Script Author: Tyler Winkler
Sea Surface temperature
I’m McKensie Daugherty, your host for On the Ocean. With human-caused greenhouse gasses on the rise, predicting how the atmosphere and ocean will respond to global climate change has become very important. Scientists at Texas A&M University have used historical data, dating back to 1815, to investigate long-term climate trends such as identifying changes in sea surface temperatures and ocean circulation patterns. Using this historical data, numerical calculations were conducted and showed that global sea surface temperature in the ocean has sea surface temperature cooling and warming trends per decade. The most notable warming trend has occurred since the 1980’s, with average warming of 1.4 degrees Fahrenheit. Since the heat that the ocean is holding is increasing, the ocean circulations are changing in response. An important circulation called the Atlantic Meridional Overturning Circulation, which is known for its uptake of human introduced gasses from the atmosphere, is showing signs of slowing down as global temperatures increase. Researchers at Texas A&M University are continuing to use this information to understand what effects this circulation may have on the atmosphere, the ocean, and our future climate. This has been On the Ocean, a program made possible by the Department of Oceanography and a production of KAMU-FM on the campus of Texas A&M University in College Station. For more information and links, please go to ocean.tamu.edu and click On the Ocean.
Script Author: Lauren Replogle
Contributing Professor: Dr. Benjamin Giese
Published Results: from http://onlinelibrary.wiley.com/doi/10.1002/2016JC012079/full
The ensemble mean SST tendency (shaded) in °C Century−1 and wind stress tendency (vectors) in N m−2 Century−1 from 1815 through 2013.

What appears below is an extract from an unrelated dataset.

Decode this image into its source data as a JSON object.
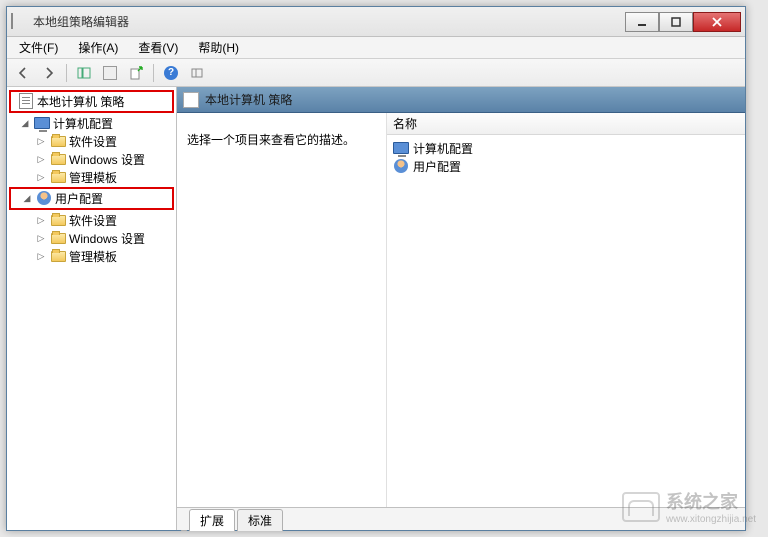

SST from the second EOF averaged from 90°W to 20°E and from 35°N to 80°N in °C plotted as a black line (left axis). Also shown is the maximum of the stream function in the North Atlantic Ocean in Sverdrups is shown as a red line (right axis). Both time series have been smoothed with a 5 year box-car average.